Chez Ncube, Bulawayo

It’s 14 hours from Johannesburg to Bulawayo on the Intercape, with two stops.

The first stop is the border town of Musina, where the bus refuels at the Engen Station. It’s 1am when we arrive and the Engen Station is a heartbreaking sight with the small patch of grass in front packed full of bodies, side by side, sitting and sleeping, men, women, and children – presumably newly arrived migrants, possibly many to become asylum seekers in South Africa. It’s a story I’ve heard countless times before.

The second stop is Beit Bridge. We disembark from the bus on the South African side, quickly queue and get our passports stamped, get back on. As the bus drives across Beit Bridge and we enter Zimbabwe, the smell of the air changes and the road becomes unpaved. The Zimbabwean side of the border is not so quick. Three hours pass as we purchase our visas ($30 for French and $75 for lucky Canadians), clear immigration, pass through customs, customs officials search our bags, the bus pulls up ahead, and our passports are again checked as we reload the bus. The border post is full of buses and large vehicles packed to the brim and people waiting, waiting, waiting.

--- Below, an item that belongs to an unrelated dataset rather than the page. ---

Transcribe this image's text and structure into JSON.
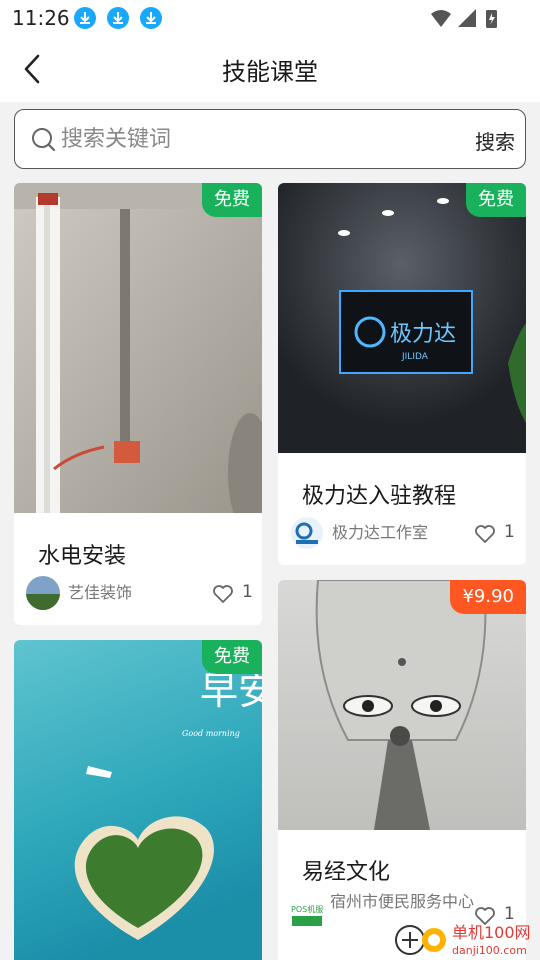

It’s 4am by the time we are back on the bus. We fall fast asleep, and the next time I open my eyes there is a song called “It’s a Brand New Day” playing and I see a green Zimbabwean landscape whizzing past. We arrive at the N1 Hotel in downtown Bulawayo just after 8am.

We are welcomed in Bulawayo by Mrs Ncube, the mother of some good friends met in South Africa. Her house rings with classical music as we arrive and she comes out to greet us, youthful with a warm smile and bandanna tied around her neat dreadlocks. For three days, Auntie Ncube pampers us and we feel truly as if we have been taken in as part of the family. We hang out with nephew Thembani, with whom we visit the Rhodes Matopos National Park (where Cecil John Rhodes lies with his grave carved out in the rocks at the View of the World). We are also taken to meet various family members, including her memorable father – a remarkably fit and proud man in his 80s – at his home in Mpopoma. Sunday is a family outing with Mrs Ncube, her father, Thembani, and little nephew Mikey. Together we visit the Khami Ruins, the archeological remains of the capital city of the Torwa (Shona) civilization from the 15th to the 18th centuries. We are impressed by both the ruins and Grandfather Ncube, who easily hikes to the top of the ruins of the Hill Complex (which likely served as the royal residence) with the rest of us.

It is a friendly and smooth start to a long journey. On Sunday evening, as Mrs Ncube drops us at the Bulawayo train station, we say a sincere thank-you and goodbye to the comforts of our adopted Zimbabwean home and family, and mentally prepare for what is sure to be a bumpier road ahead.